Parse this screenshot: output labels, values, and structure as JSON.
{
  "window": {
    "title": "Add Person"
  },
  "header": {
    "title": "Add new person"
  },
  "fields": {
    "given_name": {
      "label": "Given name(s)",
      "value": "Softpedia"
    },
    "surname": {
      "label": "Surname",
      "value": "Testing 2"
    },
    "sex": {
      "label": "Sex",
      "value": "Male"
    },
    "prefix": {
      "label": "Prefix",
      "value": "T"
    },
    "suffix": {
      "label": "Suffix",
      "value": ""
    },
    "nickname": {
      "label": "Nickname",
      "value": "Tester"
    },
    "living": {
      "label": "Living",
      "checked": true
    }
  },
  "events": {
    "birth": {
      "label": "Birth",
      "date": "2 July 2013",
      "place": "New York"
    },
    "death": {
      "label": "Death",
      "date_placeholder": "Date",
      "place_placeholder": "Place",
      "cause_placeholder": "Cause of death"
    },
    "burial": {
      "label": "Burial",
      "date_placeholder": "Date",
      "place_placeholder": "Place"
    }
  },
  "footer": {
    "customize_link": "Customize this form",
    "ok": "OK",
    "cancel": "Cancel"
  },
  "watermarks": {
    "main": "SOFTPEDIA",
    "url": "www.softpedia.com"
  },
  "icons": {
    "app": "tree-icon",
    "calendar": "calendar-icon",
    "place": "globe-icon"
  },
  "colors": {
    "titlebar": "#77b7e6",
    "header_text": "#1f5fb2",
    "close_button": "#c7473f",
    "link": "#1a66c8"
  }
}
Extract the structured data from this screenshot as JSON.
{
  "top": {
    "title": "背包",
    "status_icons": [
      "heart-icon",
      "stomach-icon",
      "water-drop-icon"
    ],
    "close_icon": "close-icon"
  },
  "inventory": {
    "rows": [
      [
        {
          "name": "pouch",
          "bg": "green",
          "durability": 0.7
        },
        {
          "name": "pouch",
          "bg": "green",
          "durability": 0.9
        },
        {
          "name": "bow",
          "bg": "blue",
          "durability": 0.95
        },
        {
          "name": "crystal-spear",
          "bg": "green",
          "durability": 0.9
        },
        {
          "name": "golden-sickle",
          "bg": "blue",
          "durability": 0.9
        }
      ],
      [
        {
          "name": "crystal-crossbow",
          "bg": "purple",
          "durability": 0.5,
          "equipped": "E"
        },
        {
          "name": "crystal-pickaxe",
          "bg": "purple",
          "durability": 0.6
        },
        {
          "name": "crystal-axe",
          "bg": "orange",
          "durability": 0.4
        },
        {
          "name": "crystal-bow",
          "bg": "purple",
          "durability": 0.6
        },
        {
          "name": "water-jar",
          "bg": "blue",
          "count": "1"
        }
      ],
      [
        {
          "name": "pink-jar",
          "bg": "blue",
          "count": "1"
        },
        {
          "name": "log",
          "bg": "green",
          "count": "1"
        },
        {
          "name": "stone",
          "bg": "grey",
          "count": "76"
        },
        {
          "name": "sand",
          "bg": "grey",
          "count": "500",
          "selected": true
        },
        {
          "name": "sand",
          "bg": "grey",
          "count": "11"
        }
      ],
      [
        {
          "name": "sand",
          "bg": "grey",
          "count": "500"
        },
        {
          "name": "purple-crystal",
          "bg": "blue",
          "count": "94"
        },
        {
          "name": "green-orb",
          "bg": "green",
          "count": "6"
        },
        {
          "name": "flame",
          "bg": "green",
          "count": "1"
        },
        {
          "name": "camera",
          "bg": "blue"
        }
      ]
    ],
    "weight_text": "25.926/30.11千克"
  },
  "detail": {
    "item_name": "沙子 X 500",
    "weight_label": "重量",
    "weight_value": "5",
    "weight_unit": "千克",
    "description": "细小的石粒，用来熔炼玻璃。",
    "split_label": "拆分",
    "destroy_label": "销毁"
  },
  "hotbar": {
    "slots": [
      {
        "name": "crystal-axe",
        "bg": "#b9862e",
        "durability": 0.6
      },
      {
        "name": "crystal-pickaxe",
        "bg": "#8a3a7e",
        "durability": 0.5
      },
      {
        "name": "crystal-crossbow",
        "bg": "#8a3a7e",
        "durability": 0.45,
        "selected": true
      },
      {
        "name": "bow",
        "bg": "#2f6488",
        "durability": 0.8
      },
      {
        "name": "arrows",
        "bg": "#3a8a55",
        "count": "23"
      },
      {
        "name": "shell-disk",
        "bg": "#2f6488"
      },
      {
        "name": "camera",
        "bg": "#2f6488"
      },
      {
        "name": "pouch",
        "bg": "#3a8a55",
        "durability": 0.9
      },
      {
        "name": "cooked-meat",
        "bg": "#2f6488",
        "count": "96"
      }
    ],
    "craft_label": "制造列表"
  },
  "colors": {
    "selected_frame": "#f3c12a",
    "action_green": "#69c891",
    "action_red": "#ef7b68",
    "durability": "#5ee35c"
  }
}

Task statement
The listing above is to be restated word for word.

Task answer
Parse this screenshot: output labels, values, and structure as JSON.
{
  "window": {
    "title": "Add Person"
  },
  "header": {
    "title": "Add new person"
  },
  "fields": {
    "given_name": {
      "label": "Given name(s)",
      "value": "Softpedia"
    },
    "surname": {
      "label": "Surname",
      "value": "Testing 2"
    },
    "sex": {
      "label": "Sex",
      "value": "Male"
    },
    "prefix": {
      "label": "Prefix",
      "value": "T"
    },
    "suffix": {
      "label": "Suffix",
      "value": ""
    },
    "nickname": {
      "label": "Nickname",
      "value": "Tester"
    },
    "living": {
      "label": "Living",
      "checked": true
    }
  },
  "events": {
    "birth": {
      "label": "Birth",
      "date": "2 July 2013",
      "place": "New York"
    },
    "death": {
      "label": "Death",
      "date_placeholder": "Date",
      "place_placeholder": "Place",
      "cause_placeholder": "Cause of death"
    },
    "burial": {
      "label": "Burial",
      "date_placeholder": "Date",
      "place_placeholder": "Place"
    }
  },
  "footer": {
    "customize_link": "Customize this form",
    "ok": "OK",
    "cancel": "Cancel"
  },
  "watermarks": {
    "main": "SOFTPEDIA",
    "url": "www.softpedia.com"
  },
  "icons": {
    "app": "tree-icon",
    "calendar": "calendar-icon",
    "place": "globe-icon"
  },
  "colors": {
    "titlebar": "#77b7e6",
    "header_text": "#1f5fb2",
    "close_button": "#c7473f",
    "link": "#1a66c8"
  }
}
Extract the structured data from this screenshot as JSON.
{
  "top": {
    "title": "背包",
    "status_icons": [
      "heart-icon",
      "stomach-icon",
      "water-drop-icon"
    ],
    "close_icon": "close-icon"
  },
  "inventory": {
    "rows": [
      [
        {
          "name": "pouch",
          "bg": "green",
          "durability": 0.7
        },
        {
          "name": "pouch",
          "bg": "green",
          "durability": 0.9
        },
        {
          "name": "bow",
          "bg": "blue",
          "durability": 0.95
        },
        {
          "name": "crystal-spear",
          "bg": "green",
          "durability": 0.9
        },
        {
          "name": "golden-sickle",
          "bg": "blue",
          "durability": 0.9
        }
      ],
      [
        {
          "name": "crystal-crossbow",
          "bg": "purple",
          "durability": 0.5,
          "equipped": "E"
        },
        {
          "name": "crystal-pickaxe",
          "bg": "purple",
          "durability": 0.6
        },
        {
          "name": "crystal-axe",
          "bg": "orange",
          "durability": 0.4
        },
        {
          "name": "crystal-bow",
          "bg": "purple",
          "durability": 0.6
        },
        {
          "name": "water-jar",
          "bg": "blue",
          "count": "1"
        }
      ],
      [
        {
          "name": "pink-jar",
          "bg": "blue",
          "count": "1"
        },
        {
          "name": "log",
          "bg": "green",
          "count": "1"
        },
        {
          "name": "stone",
          "bg": "grey",
          "count": "76"
        },
        {
          "name": "sand",
          "bg": "grey",
          "count": "500",
          "selected": true
        },
        {
          "name": "sand",
          "bg": "grey",
          "count": "11"
        }
      ],
      [
        {
          "name": "sand",
          "bg": "grey",
          "count": "500"
        },
        {
          "name": "purple-crystal",
          "bg": "blue",
          "count": "94"
        },
        {
          "name": "green-orb",
          "bg": "green",
          "count": "6"
        },
        {
          "name": "flame",
          "bg": "green",
          "count": "1"
        },
        {
          "name": "camera",
          "bg": "blue"
        }
      ]
    ],
    "weight_text": "25.926/30.11千克"
  },
  "detail": {
    "item_name": "沙子 X 500",
    "weight_label": "重量",
    "weight_value": "5",
    "weight_unit": "千克",
    "description": "细小的石粒，用来熔炼玻璃。",
    "split_label": "拆分",
    "destroy_label": "销毁"
  },
  "hotbar": {
    "slots": [
      {
        "name": "crystal-axe",
        "bg": "#b9862e",
        "durability": 0.6
      },
      {
        "name": "crystal-pickaxe",
        "bg": "#8a3a7e",
        "durability": 0.5
      },
      {
        "name": "crystal-crossbow",
        "bg": "#8a3a7e",
        "durability": 0.45,
        "selected": true
      },
      {
        "name": "bow",
        "bg": "#2f6488",
        "durability": 0.8
      },
      {
        "name": "arrows",
        "bg": "#3a8a55",
        "count": "23"
      },
      {
        "name": "shell-disk",
        "bg": "#2f6488"
      },
      {
        "name": "camera",
        "bg": "#2f6488"
      },
      {
        "name": "pouch",
        "bg": "#3a8a55",
        "durability": 0.9
      },
      {
        "name": "cooked-meat",
        "bg": "#2f6488",
        "count": "96"
      }
    ],
    "craft_label": "制造列表"
  },
  "colors": {
    "selected_frame": "#f3c12a",
    "action_green": "#69c891",
    "action_red": "#ef7b68",
    "durability": "#5ee35c"
  }
}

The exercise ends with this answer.